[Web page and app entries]
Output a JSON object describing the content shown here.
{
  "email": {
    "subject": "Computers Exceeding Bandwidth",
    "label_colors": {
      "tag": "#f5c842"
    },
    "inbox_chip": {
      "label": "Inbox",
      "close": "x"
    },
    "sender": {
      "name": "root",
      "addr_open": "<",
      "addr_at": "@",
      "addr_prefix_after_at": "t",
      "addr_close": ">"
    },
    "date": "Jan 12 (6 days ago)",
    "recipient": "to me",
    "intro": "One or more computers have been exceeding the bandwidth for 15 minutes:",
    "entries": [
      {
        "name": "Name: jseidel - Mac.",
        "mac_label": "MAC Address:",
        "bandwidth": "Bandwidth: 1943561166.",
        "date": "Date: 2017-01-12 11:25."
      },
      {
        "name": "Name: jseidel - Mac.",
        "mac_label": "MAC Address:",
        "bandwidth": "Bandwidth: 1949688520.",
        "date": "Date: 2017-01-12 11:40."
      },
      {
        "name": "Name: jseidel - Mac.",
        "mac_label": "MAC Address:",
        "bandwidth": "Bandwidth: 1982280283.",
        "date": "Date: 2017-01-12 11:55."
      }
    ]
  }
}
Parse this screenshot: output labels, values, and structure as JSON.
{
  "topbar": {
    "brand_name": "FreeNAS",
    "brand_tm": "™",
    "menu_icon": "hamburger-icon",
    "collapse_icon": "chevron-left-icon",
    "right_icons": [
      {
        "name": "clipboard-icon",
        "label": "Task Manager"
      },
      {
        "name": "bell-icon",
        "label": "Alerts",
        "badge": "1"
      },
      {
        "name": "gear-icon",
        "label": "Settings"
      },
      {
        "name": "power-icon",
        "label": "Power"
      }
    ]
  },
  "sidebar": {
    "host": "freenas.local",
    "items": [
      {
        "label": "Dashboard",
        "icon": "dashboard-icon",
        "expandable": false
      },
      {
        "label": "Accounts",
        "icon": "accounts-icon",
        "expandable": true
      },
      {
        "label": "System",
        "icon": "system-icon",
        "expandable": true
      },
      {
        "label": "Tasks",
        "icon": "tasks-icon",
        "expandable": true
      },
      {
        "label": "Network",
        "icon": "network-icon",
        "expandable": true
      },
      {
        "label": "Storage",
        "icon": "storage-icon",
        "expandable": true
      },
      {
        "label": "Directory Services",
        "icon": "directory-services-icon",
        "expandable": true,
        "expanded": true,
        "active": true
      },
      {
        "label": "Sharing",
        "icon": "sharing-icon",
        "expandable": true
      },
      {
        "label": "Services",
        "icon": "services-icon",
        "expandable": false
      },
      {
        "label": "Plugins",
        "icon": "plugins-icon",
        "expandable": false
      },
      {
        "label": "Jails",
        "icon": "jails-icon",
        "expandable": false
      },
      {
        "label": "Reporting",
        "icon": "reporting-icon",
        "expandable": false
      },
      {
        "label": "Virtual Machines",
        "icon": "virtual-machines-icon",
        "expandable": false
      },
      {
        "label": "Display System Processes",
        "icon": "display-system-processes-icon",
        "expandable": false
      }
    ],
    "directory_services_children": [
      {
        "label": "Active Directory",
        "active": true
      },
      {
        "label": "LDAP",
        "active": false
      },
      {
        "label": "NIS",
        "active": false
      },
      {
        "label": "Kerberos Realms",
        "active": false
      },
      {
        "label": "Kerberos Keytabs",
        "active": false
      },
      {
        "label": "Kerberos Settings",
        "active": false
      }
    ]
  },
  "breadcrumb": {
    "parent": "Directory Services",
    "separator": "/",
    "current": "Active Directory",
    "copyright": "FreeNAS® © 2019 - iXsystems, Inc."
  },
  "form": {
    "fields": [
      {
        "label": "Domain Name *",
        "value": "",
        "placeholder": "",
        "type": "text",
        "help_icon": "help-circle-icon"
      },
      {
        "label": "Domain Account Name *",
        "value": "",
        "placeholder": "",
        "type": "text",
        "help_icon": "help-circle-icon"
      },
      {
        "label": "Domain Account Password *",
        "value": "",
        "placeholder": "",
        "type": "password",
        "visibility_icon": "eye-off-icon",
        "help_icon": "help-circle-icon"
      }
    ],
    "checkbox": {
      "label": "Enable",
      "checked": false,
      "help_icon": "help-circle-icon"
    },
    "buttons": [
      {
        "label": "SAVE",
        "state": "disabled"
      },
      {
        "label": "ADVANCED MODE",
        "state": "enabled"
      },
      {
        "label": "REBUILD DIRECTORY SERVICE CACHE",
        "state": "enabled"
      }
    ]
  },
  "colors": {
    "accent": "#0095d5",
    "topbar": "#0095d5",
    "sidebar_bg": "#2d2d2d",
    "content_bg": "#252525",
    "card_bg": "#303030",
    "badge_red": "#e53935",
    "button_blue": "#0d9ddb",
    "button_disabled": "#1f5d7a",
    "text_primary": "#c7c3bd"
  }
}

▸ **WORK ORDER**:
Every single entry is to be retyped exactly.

▸ **ANSWER BELOW**:
Output a JSON object describing the content shown here.
{
  "email": {
    "subject": "Computers Exceeding Bandwidth",
    "label_colors": {
      "tag": "#f5c842"
    },
    "inbox_chip": {
      "label": "Inbox",
      "close": "x"
    },
    "sender": {
      "name": "root",
      "addr_open": "<",
      "addr_at": "@",
      "addr_prefix_after_at": "t",
      "addr_close": ">"
    },
    "date": "Jan 12 (6 days ago)",
    "recipient": "to me",
    "intro": "One or more computers have been exceeding the bandwidth for 15 minutes:",
    "entries": [
      {
        "name": "Name: jseidel - Mac.",
        "mac_label": "MAC Address:",
        "bandwidth": "Bandwidth: 1943561166.",
        "date": "Date: 2017-01-12 11:25."
      },
      {
        "name": "Name: jseidel - Mac.",
        "mac_label": "MAC Address:",
        "bandwidth": "Bandwidth: 1949688520.",
        "date": "Date: 2017-01-12 11:40."
      },
      {
        "name": "Name: jseidel - Mac.",
        "mac_label": "MAC Address:",
        "bandwidth": "Bandwidth: 1982280283.",
        "date": "Date: 2017-01-12 11:55."
      }
    ]
  }
}
Parse this screenshot: output labels, values, and structure as JSON.
{
  "topbar": {
    "brand_name": "FreeNAS",
    "brand_tm": "™",
    "menu_icon": "hamburger-icon",
    "collapse_icon": "chevron-left-icon",
    "right_icons": [
      {
        "name": "clipboard-icon",
        "label": "Task Manager"
      },
      {
        "name": "bell-icon",
        "label": "Alerts",
        "badge": "1"
      },
      {
        "name": "gear-icon",
        "label": "Settings"
      },
      {
        "name": "power-icon",
        "label": "Power"
      }
    ]
  },
  "sidebar": {
    "host": "freenas.local",
    "items": [
      {
        "label": "Dashboard",
        "icon": "dashboard-icon",
        "expandable": false
      },
      {
        "label": "Accounts",
        "icon": "accounts-icon",
        "expandable": true
      },
      {
        "label": "System",
        "icon": "system-icon",
        "expandable": true
      },
      {
        "label": "Tasks",
        "icon": "tasks-icon",
        "expandable": true
      },
      {
        "label": "Network",
        "icon": "network-icon",
        "expandable": true
      },
      {
        "label": "Storage",
        "icon": "storage-icon",
        "expandable": true
      },
      {
        "label": "Directory Services",
        "icon": "directory-services-icon",
        "expandable": true,
        "expanded": true,
        "active": true
      },
      {
        "label": "Sharing",
        "icon": "sharing-icon",
        "expandable": true
      },
      {
        "label": "Services",
        "icon": "services-icon",
        "expandable": false
      },
      {
        "label": "Plugins",
        "icon": "plugins-icon",
        "expandable": false
      },
      {
        "label": "Jails",
        "icon": "jails-icon",
        "expandable": false
      },
      {
        "label": "Reporting",
        "icon": "reporting-icon",
        "expandable": false
      },
      {
        "label": "Virtual Machines",
        "icon": "virtual-machines-icon",
        "expandable": false
      },
      {
        "label": "Display System Processes",
        "icon": "display-system-processes-icon",
        "expandable": false
      }
    ],
    "directory_services_children": [
      {
        "label": "Active Directory",
        "active": true
      },
      {
        "label": "LDAP",
        "active": false
      },
      {
        "label": "NIS",
        "active": false
      },
      {
        "label": "Kerberos Realms",
        "active": false
      },
      {
        "label": "Kerberos Keytabs",
        "active": false
      },
      {
        "label": "Kerberos Settings",
        "active": false
      }
    ]
  },
  "breadcrumb": {
    "parent": "Directory Services",
    "separator": "/",
    "current": "Active Directory",
    "copyright": "FreeNAS® © 2019 - iXsystems, Inc."
  },
  "form": {
    "fields": [
      {
        "label": "Domain Name *",
        "value": "",
        "placeholder": "",
        "type": "text",
        "help_icon": "help-circle-icon"
      },
      {
        "label": "Domain Account Name *",
        "value": "",
        "placeholder": "",
        "type": "text",
        "help_icon": "help-circle-icon"
      },
      {
        "label": "Domain Account Password *",
        "value": "",
        "placeholder": "",
        "type": "password",
        "visibility_icon": "eye-off-icon",
        "help_icon": "help-circle-icon"
      }
    ],
    "checkbox": {
      "label": "Enable",
      "checked": false,
      "help_icon": "help-circle-icon"
    },
    "buttons": [
      {
        "label": "SAVE",
        "state": "disabled"
      },
      {
        "label": "ADVANCED MODE",
        "state": "enabled"
      },
      {
        "label": "REBUILD DIRECTORY SERVICE CACHE",
        "state": "enabled"
      }
    ]
  },
  "colors": {
    "accent": "#0095d5",
    "topbar": "#0095d5",
    "sidebar_bg": "#2d2d2d",
    "content_bg": "#252525",
    "card_bg": "#303030",
    "badge_red": "#e53935",
    "button_blue": "#0d9ddb",
    "button_disabled": "#1f5d7a",
    "text_primary": "#c7c3bd"
  }
}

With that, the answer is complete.